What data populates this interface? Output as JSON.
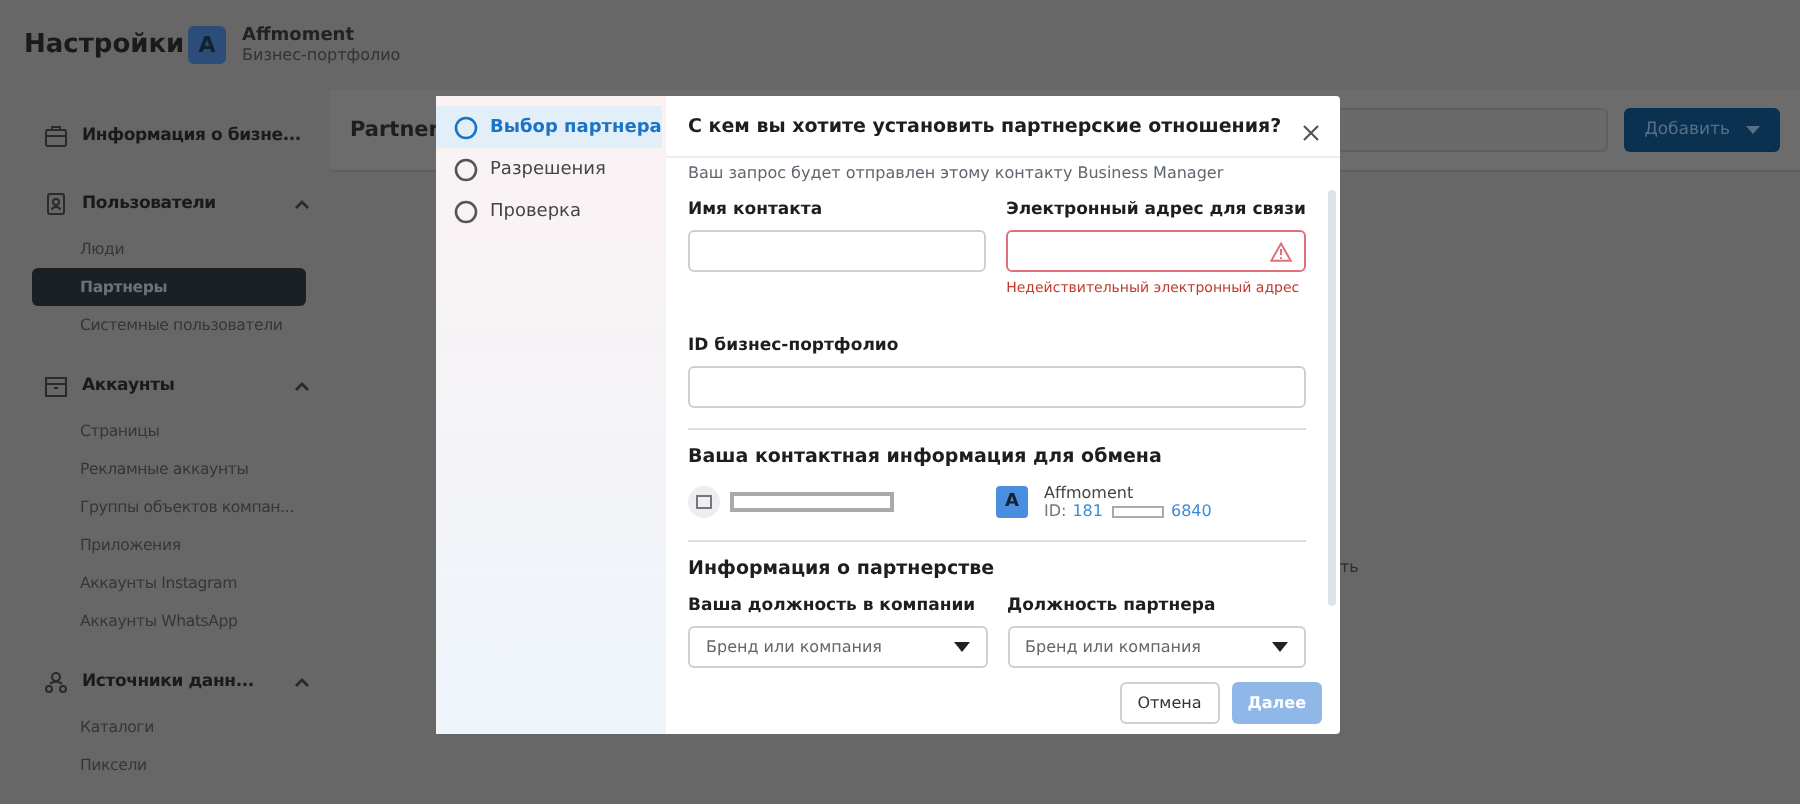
{
  "header": {
    "title": "Настройки",
    "account": {
      "initial": "A",
      "name": "Affmoment",
      "subtitle": "Бизнес-портфолио"
    }
  },
  "sidebar": {
    "sections": [
      {
        "kind": "link",
        "label": "Информация о бизне..."
      },
      {
        "kind": "group",
        "label": "Пользователи",
        "expanded": true,
        "items": [
          {
            "label": "Люди",
            "selected": false
          },
          {
            "label": "Партнеры",
            "selected": true
          },
          {
            "label": "Системные пользователи",
            "selected": false
          }
        ]
      },
      {
        "kind": "group",
        "label": "Аккаунты",
        "expanded": true,
        "items": [
          {
            "label": "Страницы",
            "selected": false
          },
          {
            "label": "Рекламные аккаунты",
            "selected": false
          },
          {
            "label": "Группы объектов компан...",
            "selected": false
          },
          {
            "label": "Приложения",
            "selected": false
          },
          {
            "label": "Аккаунты Instagram",
            "selected": false
          },
          {
            "label": "Аккаунты WhatsApp",
            "selected": false
          }
        ]
      },
      {
        "kind": "group",
        "label": "Источники данн...",
        "expanded": true,
        "items": [
          {
            "label": "Каталоги",
            "selected": false
          },
          {
            "label": "Пиксели",
            "selected": false
          }
        ]
      }
    ]
  },
  "content": {
    "title": "Partner",
    "add_button": "Добавить",
    "hidden_text": "ть"
  },
  "modal": {
    "steps": [
      {
        "label": "Выбор партнера",
        "selected": true
      },
      {
        "label": "Разрешения",
        "selected": false
      },
      {
        "label": "Проверка",
        "selected": false
      }
    ],
    "title": "С кем вы хотите установить партнерские отношения?",
    "subtitle": "Ваш запрос будет отправлен этому контакту Business Manager",
    "contact_name": {
      "label": "Имя контакта"
    },
    "email": {
      "label": "Электронный адрес для связи",
      "invalid": true,
      "error": "Недействительный электронный адрес"
    },
    "business_id": {
      "label": "ID бизнес-портфолио"
    },
    "share": {
      "title": "Ваша контактная информация для обмена",
      "account": {
        "initial": "A",
        "name": "Affmoment",
        "id_label": "ID:",
        "id_start": "181",
        "id_end": "6840"
      }
    },
    "partnership": {
      "title": "Информация о партнерстве",
      "selects": [
        {
          "label": "Ваша должность в компании",
          "value": "Бренд или компания"
        },
        {
          "label": "Должность партнера",
          "value": "Бренд или компания"
        }
      ]
    },
    "buttons": {
      "cancel": "Отмена",
      "next": "Далее",
      "next_disabled": true
    }
  }
}
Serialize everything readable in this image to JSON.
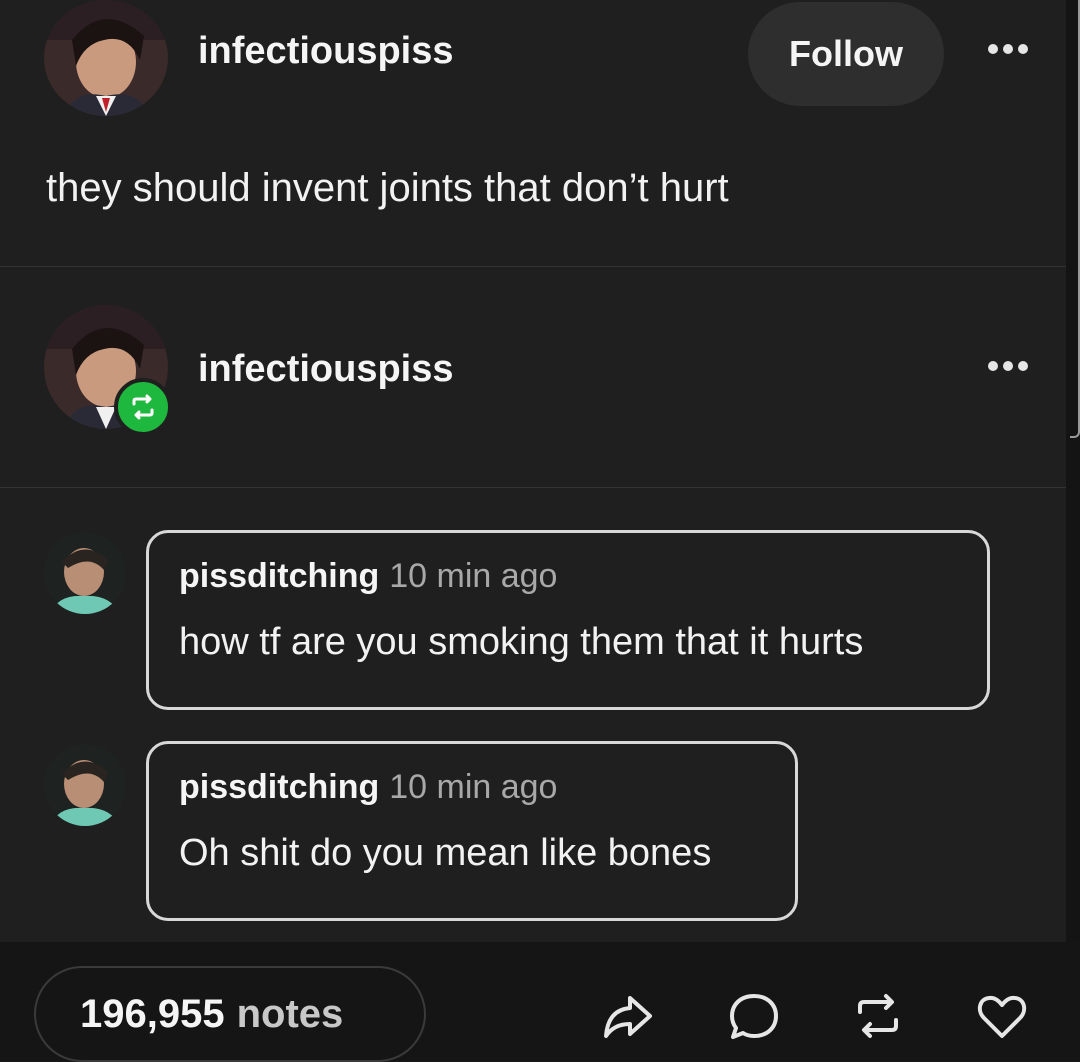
{
  "original_post": {
    "username": "infectiouspiss",
    "follow_label": "Follow",
    "text": "they should invent joints that don’t hurt",
    "more_icon": "ellipsis-icon"
  },
  "reblog": {
    "username": "infectiouspiss",
    "badge_icon": "reblog-icon",
    "badge_color": "#1fb83f",
    "more_icon": "ellipsis-icon"
  },
  "replies": [
    {
      "username": "pissditching",
      "timestamp": "10 min ago",
      "text": "how tf are you smoking them that it hurts"
    },
    {
      "username": "pissditching",
      "timestamp": "10 min ago",
      "text": "Oh shit do you mean like bones"
    }
  ],
  "footer": {
    "notes_count": "196,955",
    "notes_label": "notes",
    "actions": [
      "share-icon",
      "reply-icon",
      "reblog-icon",
      "like-icon"
    ]
  },
  "colors": {
    "background": "#1f1f1f",
    "footer": "#151515",
    "reblog_green": "#1fb83f"
  }
}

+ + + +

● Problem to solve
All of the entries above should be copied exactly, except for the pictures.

● Response to the exercise
What data populates this interface? Output as JSON.
{
  "header": {
    "title": "Настройки",
    "account": {
      "initial": "A",
      "name": "Affmoment",
      "subtitle": "Бизнес-портфолио"
    }
  },
  "sidebar": {
    "sections": [
      {
        "kind": "link",
        "label": "Информация о бизне..."
      },
      {
        "kind": "group",
        "label": "Пользователи",
        "expanded": true,
        "items": [
          {
            "label": "Люди",
            "selected": false
          },
          {
            "label": "Партнеры",
            "selected": true
          },
          {
            "label": "Системные пользователи",
            "selected": false
          }
        ]
      },
      {
        "kind": "group",
        "label": "Аккаунты",
        "expanded": true,
        "items": [
          {
            "label": "Страницы",
            "selected": false
          },
          {
            "label": "Рекламные аккаунты",
            "selected": false
          },
          {
            "label": "Группы объектов компан...",
            "selected": false
          },
          {
            "label": "Приложения",
            "selected": false
          },
          {
            "label": "Аккаунты Instagram",
            "selected": false
          },
          {
            "label": "Аккаунты WhatsApp",
            "selected": false
          }
        ]
      },
      {
        "kind": "group",
        "label": "Источники данн...",
        "expanded": true,
        "items": [
          {
            "label": "Каталоги",
            "selected": false
          },
          {
            "label": "Пиксели",
            "selected": false
          }
        ]
      }
    ]
  },
  "content": {
    "title": "Partner",
    "add_button": "Добавить",
    "hidden_text": "ть"
  },
  "modal": {
    "steps": [
      {
        "label": "Выбор партнера",
        "selected": true
      },
      {
        "label": "Разрешения",
        "selected": false
      },
      {
        "label": "Проверка",
        "selected": false
      }
    ],
    "title": "С кем вы хотите установить партнерские отношения?",
    "subtitle": "Ваш запрос будет отправлен этому контакту Business Manager",
    "contact_name": {
      "label": "Имя контакта"
    },
    "email": {
      "label": "Электронный адрес для связи",
      "invalid": true,
      "error": "Недействительный электронный адрес"
    },
    "business_id": {
      "label": "ID бизнес-портфолио"
    },
    "share": {
      "title": "Ваша контактная информация для обмена",
      "account": {
        "initial": "A",
        "name": "Affmoment",
        "id_label": "ID:",
        "id_start": "181",
        "id_end": "6840"
      }
    },
    "partnership": {
      "title": "Информация о партнерстве",
      "selects": [
        {
          "label": "Ваша должность в компании",
          "value": "Бренд или компания"
        },
        {
          "label": "Должность партнера",
          "value": "Бренд или компания"
        }
      ]
    },
    "buttons": {
      "cancel": "Отмена",
      "next": "Далее",
      "next_disabled": true
    }
  }
}
Serialize everything readable in this image to JSON.
{
  "original_post": {
    "username": "infectiouspiss",
    "follow_label": "Follow",
    "text": "they should invent joints that don’t hurt",
    "more_icon": "ellipsis-icon"
  },
  "reblog": {
    "username": "infectiouspiss",
    "badge_icon": "reblog-icon",
    "badge_color": "#1fb83f",
    "more_icon": "ellipsis-icon"
  },
  "replies": [
    {
      "username": "pissditching",
      "timestamp": "10 min ago",
      "text": "how tf are you smoking them that it hurts"
    },
    {
      "username": "pissditching",
      "timestamp": "10 min ago",
      "text": "Oh shit do you mean like bones"
    }
  ],
  "footer": {
    "notes_count": "196,955",
    "notes_label": "notes",
    "actions": [
      "share-icon",
      "reply-icon",
      "reblog-icon",
      "like-icon"
    ]
  },
  "colors": {
    "background": "#1f1f1f",
    "footer": "#151515",
    "reblog_green": "#1fb83f"
  }
}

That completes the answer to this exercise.